* WHAT IS NEEDED: Go through the entries and write each one out again unchanged.

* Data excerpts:
>>>>>
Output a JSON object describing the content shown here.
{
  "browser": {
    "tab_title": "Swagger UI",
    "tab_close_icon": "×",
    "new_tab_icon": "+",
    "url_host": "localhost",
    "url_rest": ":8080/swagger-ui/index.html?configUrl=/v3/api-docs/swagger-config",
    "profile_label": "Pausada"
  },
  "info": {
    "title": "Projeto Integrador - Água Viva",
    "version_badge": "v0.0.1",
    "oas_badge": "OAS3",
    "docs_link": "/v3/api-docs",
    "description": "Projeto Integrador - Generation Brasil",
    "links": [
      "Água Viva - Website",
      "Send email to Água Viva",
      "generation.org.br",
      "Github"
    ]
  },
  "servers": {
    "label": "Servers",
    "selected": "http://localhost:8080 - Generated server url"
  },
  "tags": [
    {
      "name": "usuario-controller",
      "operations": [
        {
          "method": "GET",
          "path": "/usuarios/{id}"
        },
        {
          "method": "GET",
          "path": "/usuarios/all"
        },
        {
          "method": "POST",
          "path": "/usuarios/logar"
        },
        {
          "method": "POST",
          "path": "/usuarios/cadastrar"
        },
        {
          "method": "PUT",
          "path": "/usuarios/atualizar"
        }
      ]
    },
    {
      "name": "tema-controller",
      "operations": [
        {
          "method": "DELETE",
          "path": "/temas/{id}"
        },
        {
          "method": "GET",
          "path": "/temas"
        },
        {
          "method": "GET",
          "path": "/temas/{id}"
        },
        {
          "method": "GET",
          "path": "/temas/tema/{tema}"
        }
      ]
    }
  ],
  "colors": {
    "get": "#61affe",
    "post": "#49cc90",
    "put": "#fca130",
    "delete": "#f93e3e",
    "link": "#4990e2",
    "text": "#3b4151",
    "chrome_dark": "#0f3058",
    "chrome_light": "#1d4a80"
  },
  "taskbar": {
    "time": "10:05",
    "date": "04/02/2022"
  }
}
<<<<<
* RESPONSE:
Output a JSON object describing the content shown here.
{
  "browser": {
    "tab_title": "Swagger UI",
    "tab_close_icon": "×",
    "new_tab_icon": "+",
    "url_host": "localhost",
    "url_rest": ":8080/swagger-ui/index.html?configUrl=/v3/api-docs/swagger-config",
    "profile_label": "Pausada"
  },
  "info": {
    "title": "Projeto Integrador - Água Viva",
    "version_badge": "v0.0.1",
    "oas_badge": "OAS3",
    "docs_link": "/v3/api-docs",
    "description": "Projeto Integrador - Generation Brasil",
    "links": [
      "Água Viva - Website",
      "Send email to Água Viva",
      "generation.org.br",
      "Github"
    ]
  },
  "servers": {
    "label": "Servers",
    "selected": "http://localhost:8080 - Generated server url"
  },
  "tags": [
    {
      "name": "usuario-controller",
      "operations": [
        {
          "method": "GET",
          "path": "/usuarios/{id}"
        },
        {
          "method": "GET",
          "path": "/usuarios/all"
        },
        {
          "method": "POST",
          "path": "/usuarios/logar"
        },
        {
          "method": "POST",
          "path": "/usuarios/cadastrar"
        },
        {
          "method": "PUT",
          "path": "/usuarios/atualizar"
        }
      ]
    },
    {
      "name": "tema-controller",
      "operations": [
        {
          "method": "DELETE",
          "path": "/temas/{id}"
        },
        {
          "method": "GET",
          "path": "/temas"
        },
        {
          "method": "GET",
          "path": "/temas/{id}"
        },
        {
          "method": "GET",
          "path": "/temas/tema/{tema}"
        }
      ]
    }
  ],
  "colors": {
    "get": "#61affe",
    "post": "#49cc90",
    "put": "#fca130",
    "delete": "#f93e3e",
    "link": "#4990e2",
    "text": "#3b4151",
    "chrome_dark": "#0f3058",
    "chrome_light": "#1d4a80"
  },
  "taskbar": {
    "time": "10:05",
    "date": "04/02/2022"
  }
}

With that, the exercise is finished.